This advisory is licensed under a Creative Commons Attribution Non-Commercial
Share-Alike 3.0 License: http://creativecommons.org/licenses/by-nc-sa/3.0/

-----BEGIN PGP SIGNATURE-----

iQIzBAEBCgAdFiEEoSgI9MSrzxDXWrmCxD4O2n2TLbwFAl/5sJsACgkQxD4O2n2T
LbyPqw/9GUqpwf47Y3kn0PP8nlhhseRakIOPvLbhPcrB0erTg1vSja7wjqTrbHun
5jDuVV8anLIIHfyR4p1BU0qgUzU29JcGl41t1+wQhG8mt5pvFofZlIlwUwhe2tJg
fFMvGA3/YyGbKAKNRZQibbjnARCS9WYqZBWy/l3P1VUSY32mR1ifroENABG6s7Q+
FnAtIzRufiFjOYe0iOPXeqKOe4z/JRtjznSc2YFhLid0TQC+rmh37mN+b8yPwmyX
x01wMC904JF88qLQBym8VSLZkRuzyyrnsSZd5/BX1M6J8GQkxzyfUn2FBof2OnMJ
i28qLmSxGd6TprhtB2XM9V6snomss/b9zvYXtdVjzCgDZ8/P07NvJf0Sxo5pOMJC
60CHTsfQk0vREdHtibjiVR/XCEJkACkW+PDFo+Fvs4By3yJFhqar1cK4mujvwYe5
392yAc77z96WXI0dwD/nxdNNyPM635hTuyFECMK8FTjnYBjSNjmYDmBRF2T3fxda
oytz1qNnLT/JnPSZhByCz04ok1BSN/HQcUL9rFXmDGMKL12YmcgB/WpHF61CAw0q
XKKKY6OtL1u3kB+EmEuCljiSZzV2zumN43Y3V5OewHDeQ+lZI+GSpWngcipcTy8y
Xdj6+ehDf2Xd8AG9dDlO7yDUEO3gVRt+XAcbav7WW0JeFt4wwPg=
=YoWf
-----END PGP SIGNATURE-----

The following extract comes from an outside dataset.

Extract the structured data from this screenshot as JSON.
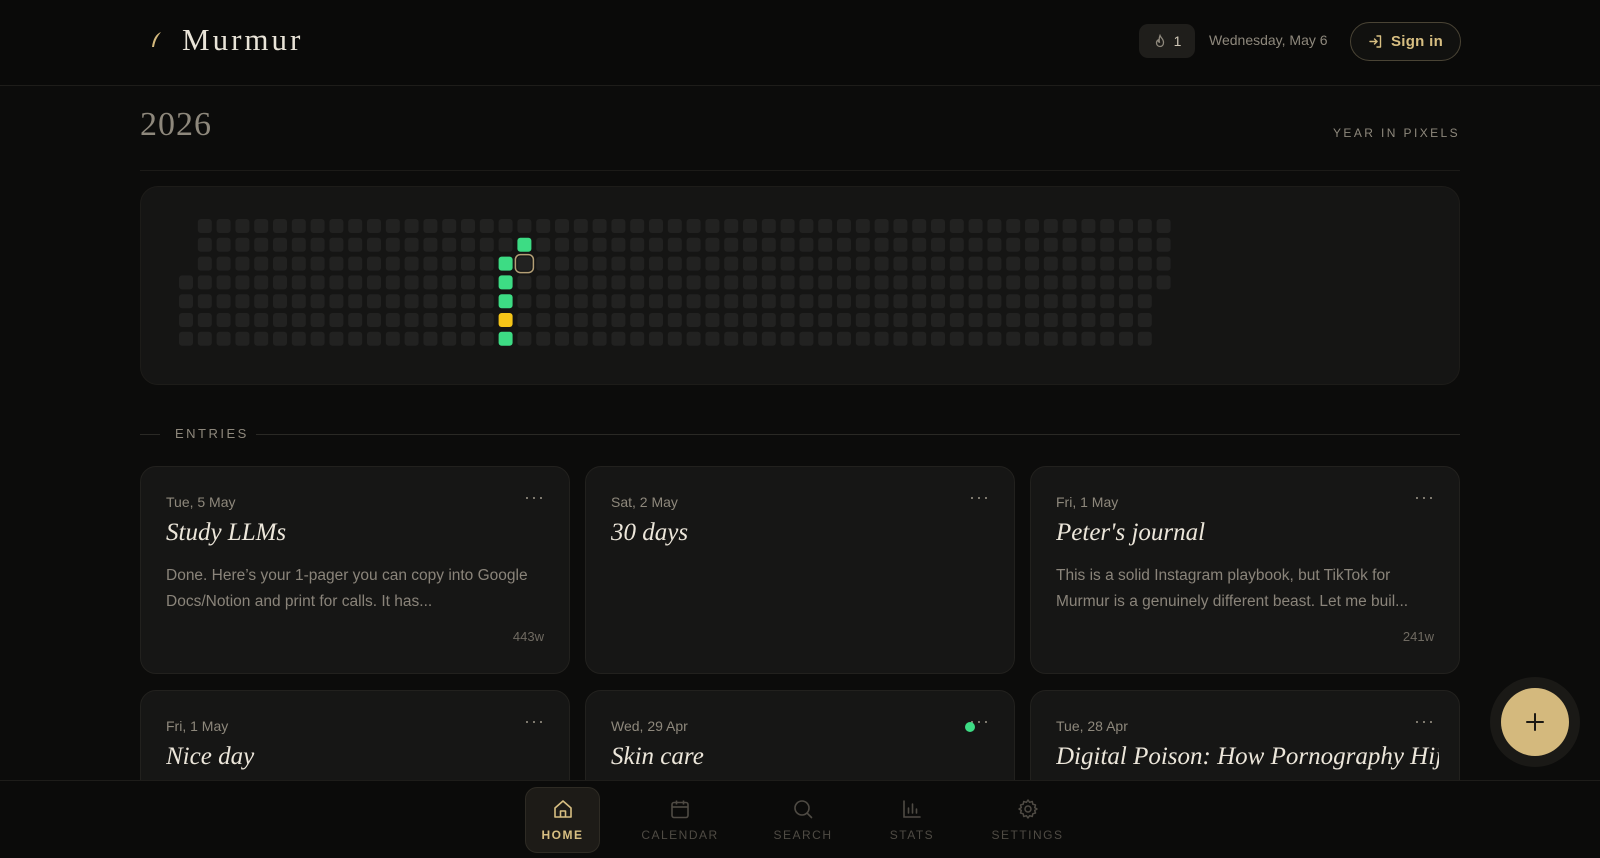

--
Pierre Kim
pierre.kim.sec@gmail.com
@PierreKimSec
https://pierrekim.github.io/


Login or Register to add favorites

File Archive:

May 2021

  • Su
  • Mo
  • Tu
  • We
  • Th
  • Fr
  • Sa
  • 1
    May 1st
    1 Files
  • 2
    May 2nd
    4 Files
  • 3
    May 3rd
    26 Files
  • 4
    May 4th
    17 Files
  • 5
    May 5th
    3 Files
  • 6
    May 6th
    32 Files
  • 7
    May 7th
    11 Files
  • 8
    May 8th
    2 Files
  • 9
    May 9th
    2 Files
  • 10
    May 10th
    13 Files
  • 11
    May 11th
    17 Files
  • 12
    May 12th
    0 Files
  • 13
    May 13th
    0 Files
  • 14
    May 14th
    0 Files
  • 15
    May 15th
    0 Files
  • 16
    May 16th
    0 Files
  • 17
    May 17th
    0 Files
  • 18
    May 18th
    0 Files
  • 19
    May 19th
    0 Files
  • 20
    May 20th
    0 Files
  • 21
    May 21st
    0 Files
  • 22
    May 22nd
    0 Files
  • 23
    May 23rd
    0 Files
  • 24
    May 24th
    0 Files
  • 25
    May 25th
    0 Files
  • 26
    May 26th
    0 Files
  • 27
    May 27th
    0 Files
  • 28
    May 28th
    0 Files
  • 29
    May 29th
    0 Files
  • 30
    May 30th
    0 Files
  • 31
    May 31st
    0 Files

Top Authors In Last 30 Days

File Tags

Systems

packet storm

© 2020 Packet Storm. All rights reserved.

Services
Security Services
Hosting By
Rokasec
close